The fix drawing also shows the use of wireless thermostatic radiator valves, rather than manually operated globe valves, at the inlet of each radiator. This effectively converts each radiator into its own zone and allows the owner to adjust the temperatures in different areas of the house as he wants. These valves are a perfect complement to the variable-speed, pressure-regulated circulator.

Other details that are incorrect in the original drawing include:

  • The circulator in the boiler loop should be pumping into the condensing boiler (because the latter has a high flow-resistance heat exchanger).

  • If you expect hydraulic separation between circuits, do not install closely spaced tees as shown in the Glitch drawing. Instead, provide a minimum of 6” pipe diameter of straight pipe both upstream and downstream of the closely spaced tees.

  • There is no microbubble air separator in the system.

  • The supply temperature sensor for the boiler should be downstream of the point of hydraulic separation between the boiler circuit and distribution circuit.
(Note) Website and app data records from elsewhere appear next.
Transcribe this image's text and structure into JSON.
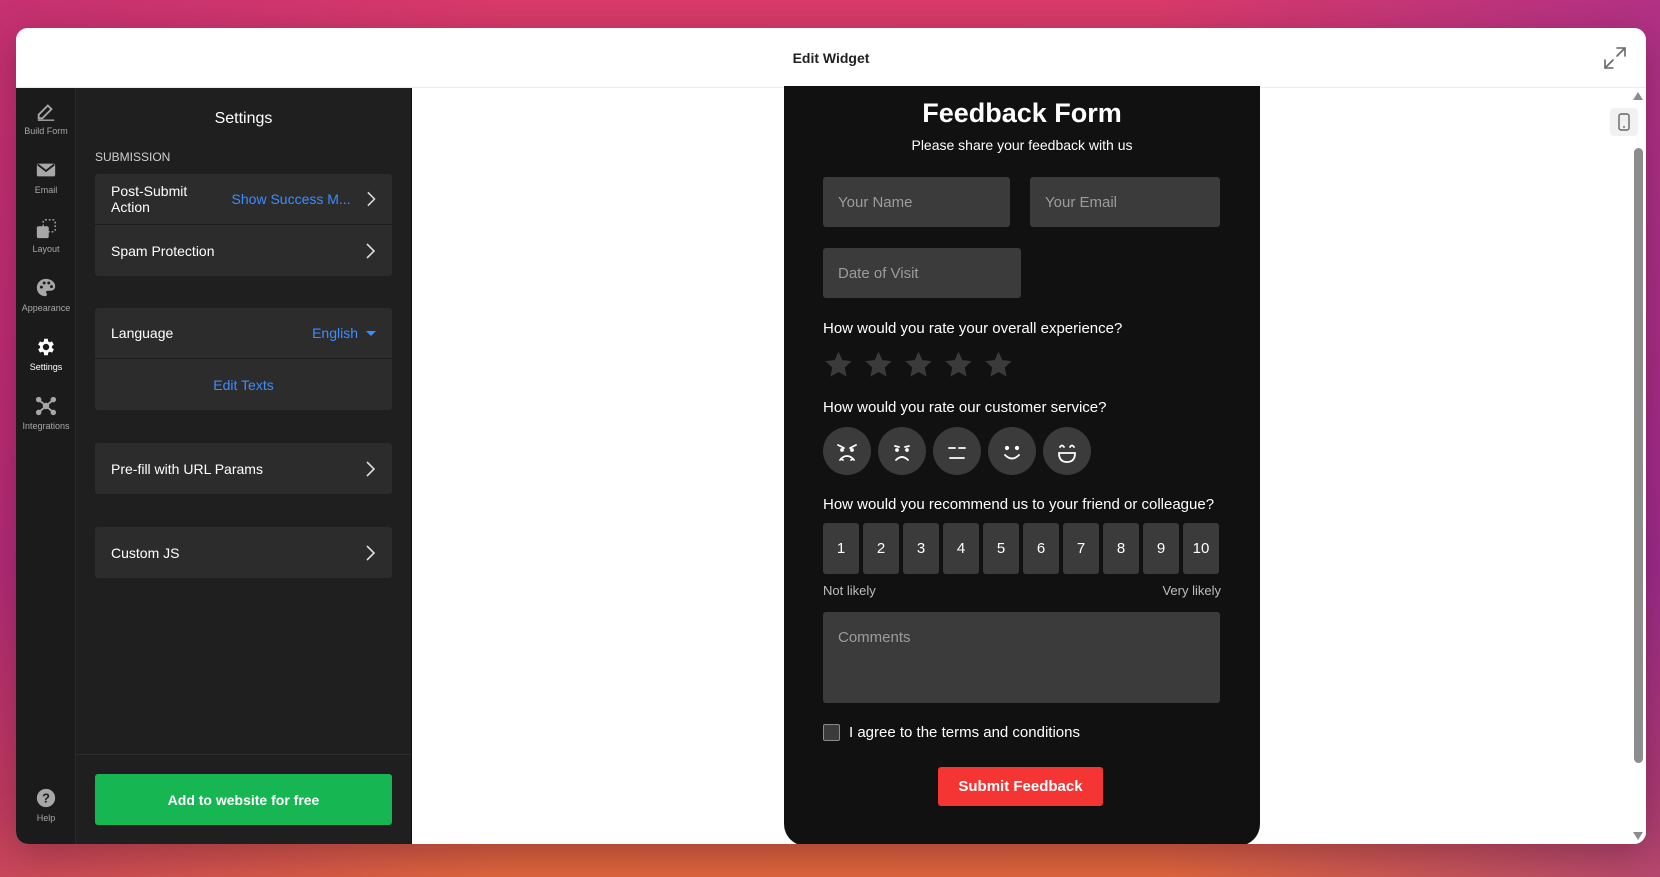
{
  "window": {
    "title": "Edit Widget"
  },
  "iconbar": {
    "items": [
      {
        "label": "Build Form",
        "icon": "pencil-icon"
      },
      {
        "label": "Email",
        "icon": "mail-icon"
      },
      {
        "label": "Layout",
        "icon": "layout-icon"
      },
      {
        "label": "Appearance",
        "icon": "palette-icon"
      },
      {
        "label": "Settings",
        "icon": "gear-icon",
        "active": true
      },
      {
        "label": "Integrations",
        "icon": "integrations-icon"
      }
    ],
    "help": "Help"
  },
  "settings": {
    "heading": "Settings",
    "submission_label": "SUBMISSION",
    "post_submit": {
      "label": "Post-Submit Action",
      "value": "Show Success M..."
    },
    "spam": {
      "label": "Spam Protection"
    },
    "language": {
      "label": "Language",
      "value": "English",
      "edit_texts": "Edit Texts"
    },
    "prefill": {
      "label": "Pre-fill with URL Params"
    },
    "custom_js": {
      "label": "Custom JS"
    },
    "add_button": "Add to website for free"
  },
  "form": {
    "title": "Feedback Form",
    "subtitle": "Please share your feedback with us",
    "name_placeholder": "Your Name",
    "email_placeholder": "Your Email",
    "date_placeholder": "Date of Visit",
    "q1": "How would you rate your overall experience?",
    "stars_rating": 0,
    "stars_max": 5,
    "q2": "How would you rate our customer service?",
    "q3": "How would you recommend us to your friend or colleague?",
    "nps": [
      "1",
      "2",
      "3",
      "4",
      "5",
      "6",
      "7",
      "8",
      "9",
      "10"
    ],
    "nps_low": "Not likely",
    "nps_high": "Very likely",
    "comments_placeholder": "Comments",
    "agree": "I agree to the terms and conditions",
    "submit": "Submit Feedback"
  },
  "colors": {
    "accent_blue": "#3b8dff",
    "green": "#16b653",
    "submit_red": "#f53434"
  }
}
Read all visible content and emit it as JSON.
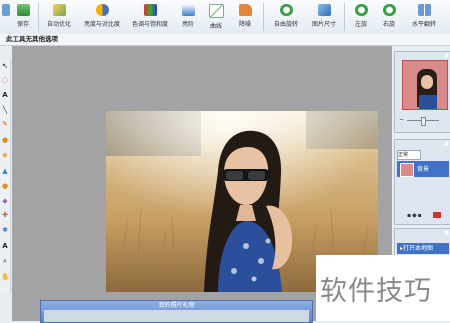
{
  "toolbar": {
    "items": [
      {
        "label": "",
        "icon": "pen-icon"
      },
      {
        "label": "保存",
        "icon": "save-icon"
      },
      {
        "label": "自动优化",
        "icon": "auto-optimize-icon"
      },
      {
        "label": "亮度与对比度",
        "icon": "brightness-contrast-icon"
      },
      {
        "label": "色调与饱和度",
        "icon": "hue-saturation-icon"
      },
      {
        "label": "亮阶",
        "icon": "levels-icon"
      },
      {
        "label": "曲线",
        "icon": "curves-icon"
      },
      {
        "label": "降噪",
        "icon": "denoise-icon"
      },
      {
        "label": "自由旋转",
        "icon": "free-rotate-icon"
      },
      {
        "label": "图片尺寸",
        "icon": "image-size-icon"
      },
      {
        "label": "左旋",
        "icon": "rotate-left-icon"
      },
      {
        "label": "右旋",
        "icon": "rotate-right-icon"
      },
      {
        "label": "水平翻转",
        "icon": "flip-horizontal-icon"
      }
    ]
  },
  "status": {
    "message": "此工具无其他选项"
  },
  "layers": {
    "blend_mode": "正常",
    "layer_name": "背景"
  },
  "history": {
    "action": "打开本地图"
  },
  "bottom_panel": {
    "title": "我的照片礼物"
  },
  "watermark": {
    "text": "软件技巧"
  },
  "colors": {
    "accent": "#4a7bd0",
    "canvas_bg": "#a3a3a3",
    "panel_header": "#5d83c8"
  }
}
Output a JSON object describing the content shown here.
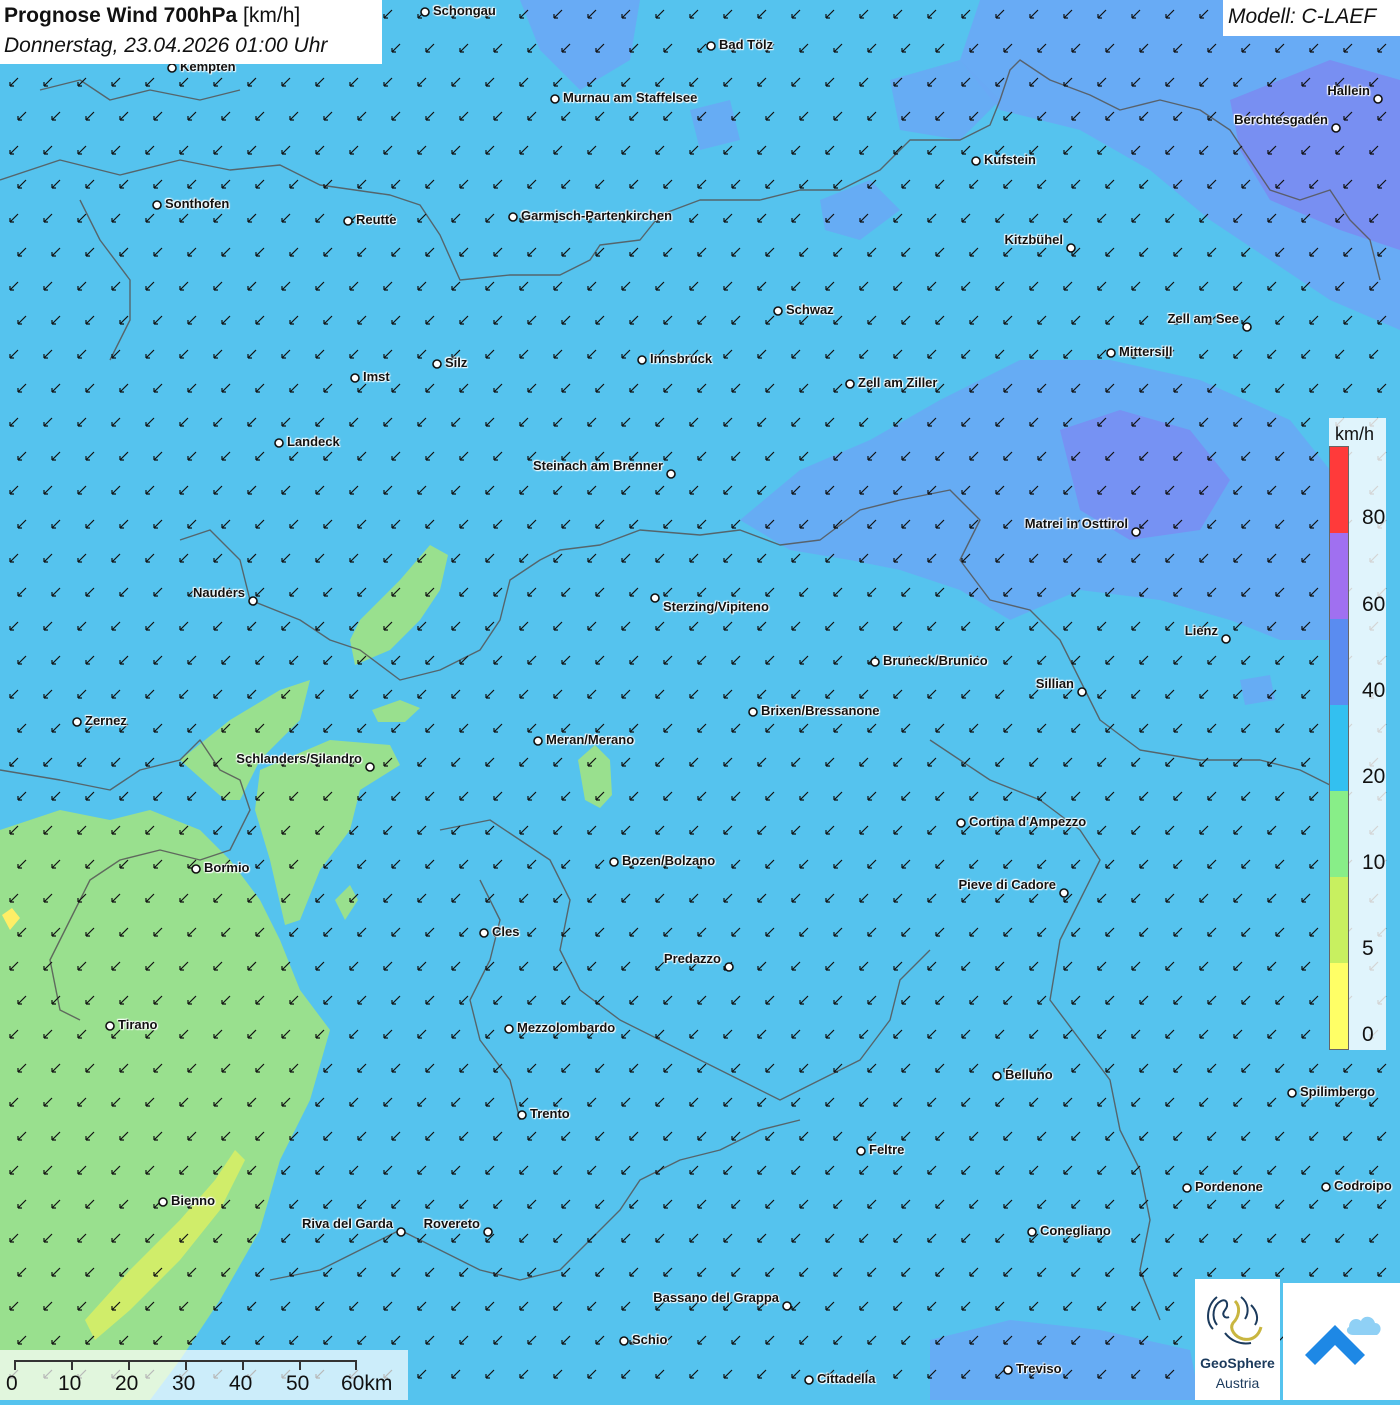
{
  "header": {
    "title_bold": "Prognose Wind 700hPa",
    "title_unit": " [km/h]",
    "datetime": "Donnerstag, 23.04.2026 01:00 Uhr",
    "model": "Modell: C-LAEF"
  },
  "legend": {
    "unit": "km/h",
    "ticks": [
      "80",
      "60",
      "40",
      "20",
      "10",
      "5",
      "0"
    ],
    "colors": [
      "#ff3a3a",
      "#a070f0",
      "#5a8cf0",
      "#33c0f0",
      "#88ee88",
      "#c8f060",
      "#ffff66"
    ]
  },
  "scale_bar": {
    "labels": [
      "0",
      "10",
      "20",
      "30",
      "40",
      "50",
      "60km"
    ]
  },
  "colors": {
    "background": "#55c3ee",
    "band_40_60": "#7a8cf2",
    "band_20_40": "#6aa8f5",
    "band_10_20": "#99e08e",
    "band_5_10": "#d6ee66",
    "border": "#555555"
  },
  "wind": {
    "direction": "from north-east (arrows pointing south-west)"
  },
  "cities": [
    {
      "name": "Schongau"
    },
    {
      "name": "Kempten"
    },
    {
      "name": "Bad Tölz"
    },
    {
      "name": "Murnau am Staffelsee"
    },
    {
      "name": "Hallein"
    },
    {
      "name": "Berchtesgaden"
    },
    {
      "name": "Kufstein"
    },
    {
      "name": "Sonthofen"
    },
    {
      "name": "Reutte"
    },
    {
      "name": "Garmisch-Partenkirchen"
    },
    {
      "name": "Kitzbühel"
    },
    {
      "name": "Schwaz"
    },
    {
      "name": "Zell am See"
    },
    {
      "name": "Mittersill"
    },
    {
      "name": "Silz"
    },
    {
      "name": "Innsbruck"
    },
    {
      "name": "Imst"
    },
    {
      "name": "Zell am Ziller"
    },
    {
      "name": "Landeck"
    },
    {
      "name": "Steinach am Brenner"
    },
    {
      "name": "Matrei in Osttirol"
    },
    {
      "name": "Nauders"
    },
    {
      "name": "Sterzing/Vipiteno"
    },
    {
      "name": "Lienz"
    },
    {
      "name": "Bruneck/Brunico"
    },
    {
      "name": "Sillian"
    },
    {
      "name": "Brixen/Bressanone"
    },
    {
      "name": "Zernez"
    },
    {
      "name": "Meran/Merano"
    },
    {
      "name": "Schlanders/Silandro"
    },
    {
      "name": "Cortina d'Ampezzo"
    },
    {
      "name": "Bozen/Bolzano"
    },
    {
      "name": "Bormio"
    },
    {
      "name": "Pieve di Cadore"
    },
    {
      "name": "Cles"
    },
    {
      "name": "Predazzo"
    },
    {
      "name": "Tirano"
    },
    {
      "name": "Mezzolombardo"
    },
    {
      "name": "Belluno"
    },
    {
      "name": "Spilimbergo"
    },
    {
      "name": "Trento"
    },
    {
      "name": "Feltre"
    },
    {
      "name": "Pordenone"
    },
    {
      "name": "Codroipo"
    },
    {
      "name": "Bienno"
    },
    {
      "name": "Riva del Garda"
    },
    {
      "name": "Rovereto"
    },
    {
      "name": "Conegliano"
    },
    {
      "name": "Bassano del Grappa"
    },
    {
      "name": "Schio"
    },
    {
      "name": "Treviso"
    },
    {
      "name": "Cittadella"
    }
  ],
  "logo": {
    "line1": "GeoSphere",
    "line2": "Austria"
  }
}
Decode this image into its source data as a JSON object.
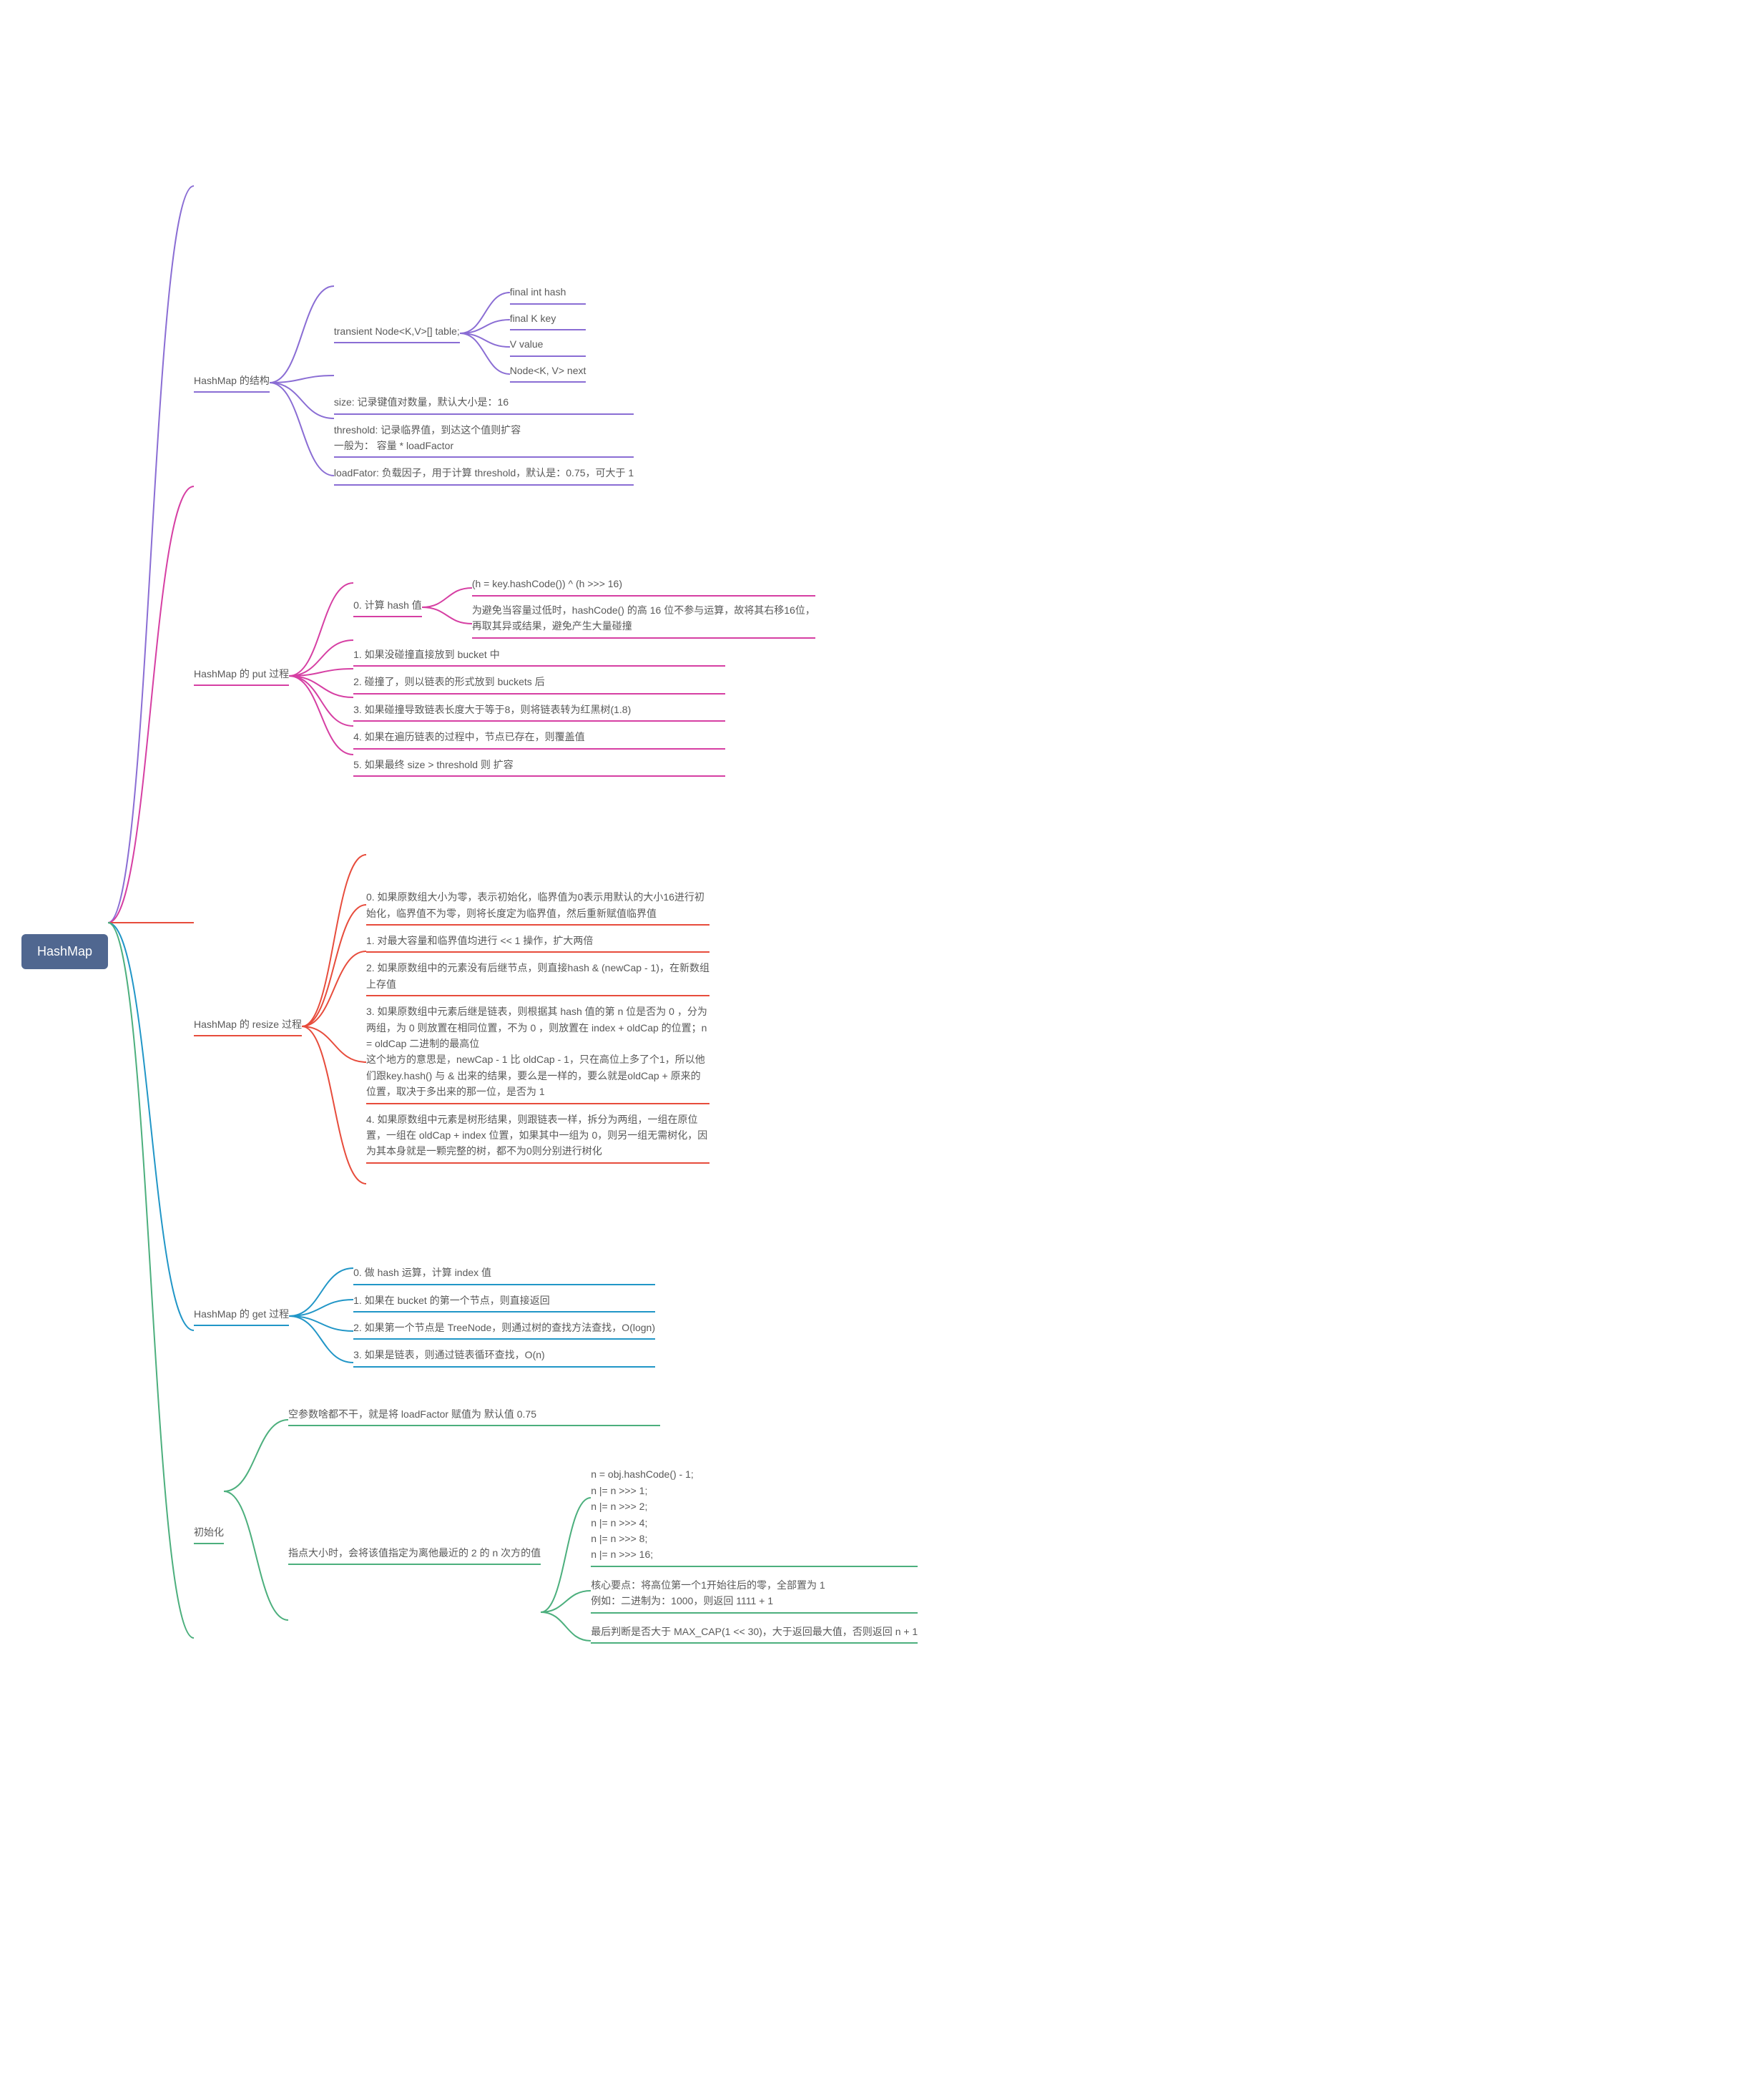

This allows the boiler to react to any mixing taking place.

  • The purging valve should be upstream of the makeup water connection.

  • One circulator is at the low point of the distribution system - the most probable location for sediment to collect.

  • There is no way to purge air from individual radiators.

  • There is no effective way to purge the distribution circuit.